AIM OF THE TASK ▸
Every line below that mentions the word "phone" should be copied out.

..............................

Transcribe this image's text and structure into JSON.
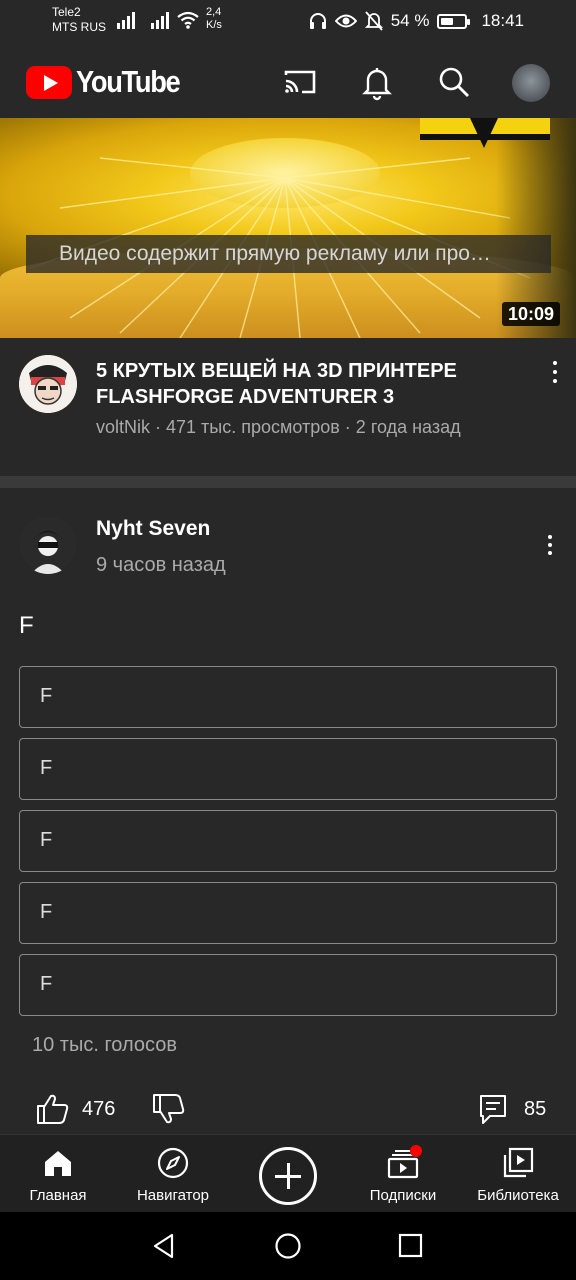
{
  "status_bar": {
    "carrier_line1": "Tele2",
    "carrier_line2": "MTS RUS",
    "rate_value": "2,4",
    "rate_unit": "K/s",
    "battery_percent": "54 %",
    "battery_level": 0.54,
    "time": "18:41"
  },
  "app_bar": {
    "logo_text": "YouTube",
    "icons": [
      "cast-icon",
      "bell-icon",
      "search-icon",
      "account-avatar"
    ]
  },
  "video": {
    "caption": "Видео содержит прямую рекламу или про…",
    "duration": "10:09",
    "title": "5 КРУТЫХ ВЕЩЕЙ НА 3D ПРИНТЕРЕ FLASHFORGE ADVENTURER 3",
    "meta": "voltNik · 471 тыс. просмотров · 2 года назад",
    "channel_avatar_text": "voltNik"
  },
  "post": {
    "author": "Nyht Seven",
    "time": "9 часов назад",
    "text": "F",
    "poll_options": [
      "F",
      "F",
      "F",
      "F",
      "F"
    ],
    "votes": "10 тыс. голосов",
    "likes": "476",
    "comments": "85"
  },
  "bottom_nav": {
    "items": [
      {
        "label": "Главная",
        "icon": "home-icon"
      },
      {
        "label": "Навигатор",
        "icon": "compass-icon"
      },
      {
        "label": "",
        "icon": "create-icon"
      },
      {
        "label": "Подписки",
        "icon": "subscriptions-icon"
      },
      {
        "label": "Библиотека",
        "icon": "library-icon"
      }
    ]
  },
  "colors": {
    "background": "#282828",
    "brand_red": "#ff0000",
    "secondary_text": "#aaaaaa"
  }
}
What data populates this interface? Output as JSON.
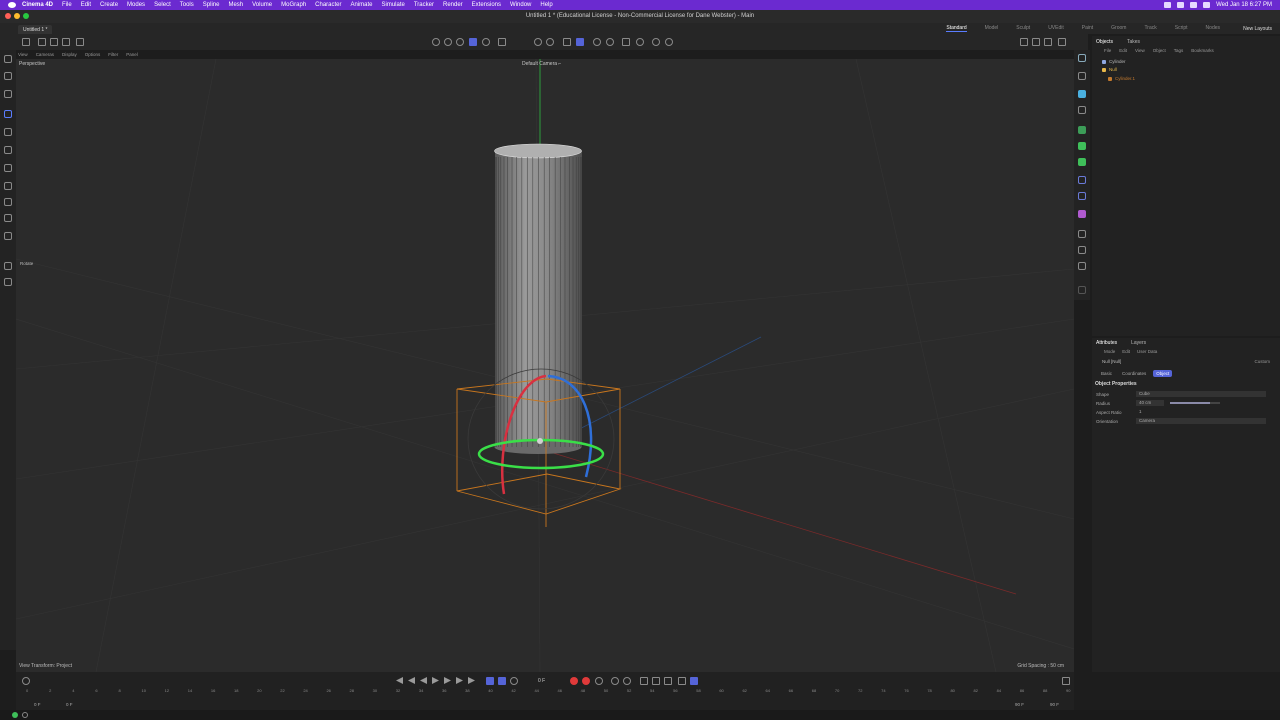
{
  "menubar": {
    "app_name": "Cinema 4D",
    "items": [
      "File",
      "Edit",
      "Create",
      "Modes",
      "Select",
      "Tools",
      "Spline",
      "Mesh",
      "Volume",
      "MoGraph",
      "Character",
      "Animate",
      "Simulate",
      "Tracker",
      "Render",
      "Extensions",
      "Window",
      "Help"
    ],
    "clock": "Wed Jan 18  6:27 PM"
  },
  "window": {
    "title": "Untitled 1 * (Educational License - Non-Commercial License for Dane Webster) - Main",
    "tab": "Untitled 1 *"
  },
  "layouts": {
    "items": [
      "Standard",
      "Model",
      "Sculpt",
      "UVEdit",
      "Paint",
      "Groom",
      "Track",
      "Script",
      "Nodes"
    ],
    "active": "Standard",
    "new_layouts": "New Layouts"
  },
  "viewport": {
    "menu": [
      "View",
      "Cameras",
      "Display",
      "Options",
      "Filter",
      "Panel"
    ],
    "name": "Perspective",
    "camera": "Default Camera ⌐",
    "tool_hint": "Rotate",
    "status": "View Transform: Project",
    "grid_spacing": "Grid Spacing : 50 cm"
  },
  "objects": {
    "tabs": [
      "Objects",
      "Takes"
    ],
    "active_tab": "Objects",
    "menu": [
      "File",
      "Edit",
      "View",
      "Object",
      "Tags",
      "Bookmarks"
    ],
    "items": [
      {
        "name": "Cylinder",
        "color": "#8fa8e0"
      },
      {
        "name": "Null",
        "color": "#e8b84a"
      },
      {
        "name": "Cylinder.1",
        "color": "#c47a2e"
      }
    ]
  },
  "attributes": {
    "tabs": [
      "Attributes",
      "Layers"
    ],
    "active_tab": "Attributes",
    "menu": [
      "Mode",
      "Edit",
      "User Data"
    ],
    "object_name": "Null [Null]",
    "preset": "Custom",
    "subtabs": [
      "Basic",
      "Coordinates",
      "Object"
    ],
    "active_subtab": "Object",
    "section": "Object Properties",
    "props": [
      {
        "label": "Shape",
        "value": "Cube"
      },
      {
        "label": "Radius",
        "value": "40 cm"
      },
      {
        "label": "Aspect Ratio",
        "value": "1"
      },
      {
        "label": "Orientation",
        "value": "Camera"
      }
    ],
    "radius_slider_fraction": 0.8
  },
  "timeline": {
    "current_frame": "0 F",
    "start": "0 F",
    "start2": "0 F",
    "end": "90 F",
    "end2": "90 F",
    "ticks": [
      "0",
      "2",
      "4",
      "6",
      "8",
      "10",
      "12",
      "14",
      "16",
      "18",
      "20",
      "22",
      "24",
      "26",
      "28",
      "30",
      "32",
      "34",
      "36",
      "38",
      "40",
      "42",
      "44",
      "46",
      "48",
      "50",
      "52",
      "54",
      "56",
      "58",
      "60",
      "62",
      "64",
      "66",
      "68",
      "70",
      "72",
      "74",
      "76",
      "78",
      "80",
      "82",
      "84",
      "86",
      "88",
      "90"
    ]
  }
}
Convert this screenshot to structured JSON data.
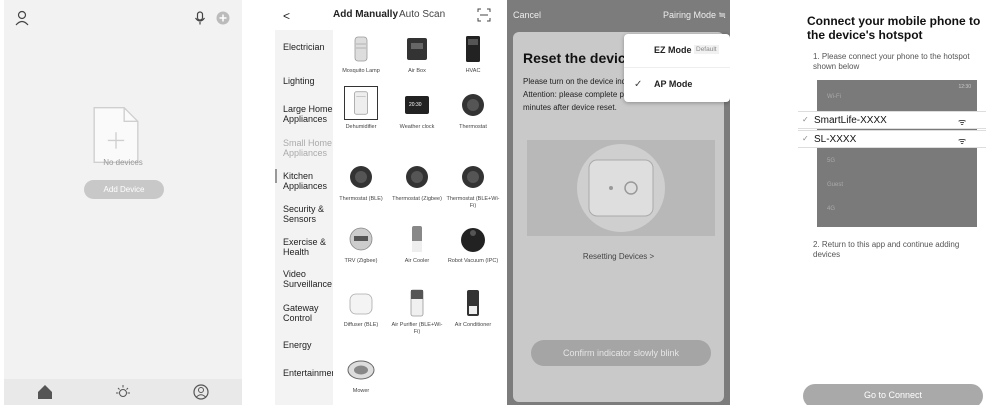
{
  "screen1": {
    "empty_text": "No devices",
    "add_device_label": "Add Device"
  },
  "screen2": {
    "back_glyph": "<",
    "tab_add_manually": "Add Manually",
    "tab_auto_scan": "Auto Scan",
    "categories": [
      "Electrician",
      "Lighting",
      "Large Home Appliances",
      "Small Home Appliances",
      "Kitchen Appliances",
      "Security & Sensors",
      "Exercise & Health",
      "Video Surveillance",
      "Gateway Control",
      "Energy",
      "Entertainment"
    ],
    "devices": [
      {
        "name": "Mosquito Lamp",
        "icon": "mosquito-lamp-icon"
      },
      {
        "name": "Air Box",
        "icon": "air-box-icon"
      },
      {
        "name": "HVAC",
        "icon": "hvac-icon"
      },
      {
        "name": "Dehumidifier",
        "icon": "dehumidifier-icon"
      },
      {
        "name": "Weather clock",
        "icon": "weather-clock-icon",
        "display": "20:30"
      },
      {
        "name": "Thermostat",
        "icon": "thermostat-icon"
      },
      {
        "name": "Thermostat (BLE)",
        "icon": "thermostat-icon"
      },
      {
        "name": "Thermostat (Zigbee)",
        "icon": "thermostat-icon"
      },
      {
        "name": "Thermostat (BLE+Wi-Fi)",
        "icon": "thermostat-icon"
      },
      {
        "name": "TRV (Zigbee)",
        "icon": "trv-icon"
      },
      {
        "name": "Air Cooler",
        "icon": "air-cooler-icon"
      },
      {
        "name": "Robot Vacuum (IPC)",
        "icon": "robot-vacuum-icon"
      },
      {
        "name": "Diffuser (BLE)",
        "icon": "diffuser-icon"
      },
      {
        "name": "Air Purifier (BLE+Wi-Fi)",
        "icon": "air-purifier-icon"
      },
      {
        "name": "Air Conditioner",
        "icon": "air-conditioner-icon"
      },
      {
        "name": "Mower",
        "icon": "mower-icon"
      }
    ]
  },
  "screen3": {
    "cancel_label": "Cancel",
    "pairing_mode_label": "Pairing Mode ≒",
    "title": "Reset the devic",
    "description": "Please turn on the device indicator is blinking slowl Attention: please complete pairing process within 3 minutes after device reset.",
    "resetting_link": "Resetting Devices >",
    "confirm_label": "Confirm indicator slowly blink",
    "menu": {
      "ez_label": "EZ Mode",
      "ez_badge": "Default",
      "ap_label": "AP Mode",
      "check_glyph": "✓"
    }
  },
  "screen4": {
    "title": "Connect your mobile phone to the device's hotspot",
    "step1": "1. Please connect your phone to the hotspot shown below",
    "wlan_header": "Wi-Fi",
    "status_time": "12:30",
    "selected_networks": [
      "SmartLife-XXXX",
      "SL-XXXX"
    ],
    "other_networks": [
      "5G",
      "Guest",
      "4G"
    ],
    "step2": "2. Return to this app and continue adding devices",
    "connect_button": "Go to Connect"
  },
  "colors": {
    "screen1_bg": "#f2f2f2",
    "overlay_gray": "#7c7c7c",
    "button_gray": "#a9a9a9"
  }
}
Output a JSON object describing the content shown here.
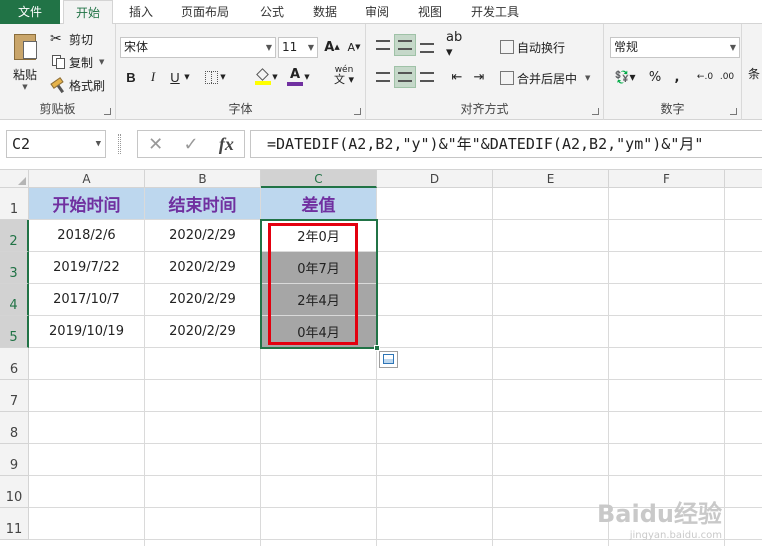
{
  "tabs": [
    "文件",
    "开始",
    "插入",
    "页面布局",
    "公式",
    "数据",
    "审阅",
    "视图",
    "开发工具"
  ],
  "clipboard": {
    "paste": "粘贴",
    "cut": "剪切",
    "copy": "复制",
    "format_painter": "格式刷",
    "label": "剪贴板"
  },
  "font": {
    "name": "宋体",
    "size": "11",
    "bold": "B",
    "italic": "I",
    "underline": "U",
    "label": "字体",
    "grow": "A",
    "shrink": "A",
    "wen": "wén"
  },
  "alignment": {
    "wrap": "自动换行",
    "merge": "合并后居中",
    "label": "对齐方式"
  },
  "number": {
    "format": "常规",
    "percent": "%",
    "comma": ",",
    "label": "数字",
    "cut_label": "条"
  },
  "formula_bar": {
    "cell_ref": "C2",
    "cancel": "✕",
    "enter": "✓",
    "fx": "fx",
    "formula": "=DATEDIF(A2,B2,\"y\")&\"年\"&DATEDIF(A2,B2,\"ym\")&\"月\""
  },
  "columns": [
    "A",
    "B",
    "C",
    "D",
    "E",
    "F"
  ],
  "rows": [
    "1",
    "2",
    "3",
    "4",
    "5",
    "6",
    "7",
    "8",
    "9",
    "10",
    "11"
  ],
  "sheet": {
    "headers": [
      "开始时间",
      "结束时间",
      "差值"
    ],
    "data": [
      [
        "2018/2/6",
        "2020/2/29",
        "2年0月"
      ],
      [
        "2019/7/22",
        "2020/2/29",
        "0年7月"
      ],
      [
        "2017/10/7",
        "2020/2/29",
        "2年4月"
      ],
      [
        "2019/10/19",
        "2020/2/29",
        "0年4月"
      ]
    ]
  },
  "watermark": {
    "brand": "Baidu经验",
    "url": "jingyan.baidu.com"
  },
  "colors": {
    "accent": "#217346",
    "header_fill": "#bdd7ee",
    "header_text": "#7030a0",
    "highlight": "#e3000f"
  }
}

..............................

REPLY TO THE TASK ▸
    "title": "Connect your mobile phone to the device's hotspot",
    "step1": "1. Please connect your phone to the hotspot shown below",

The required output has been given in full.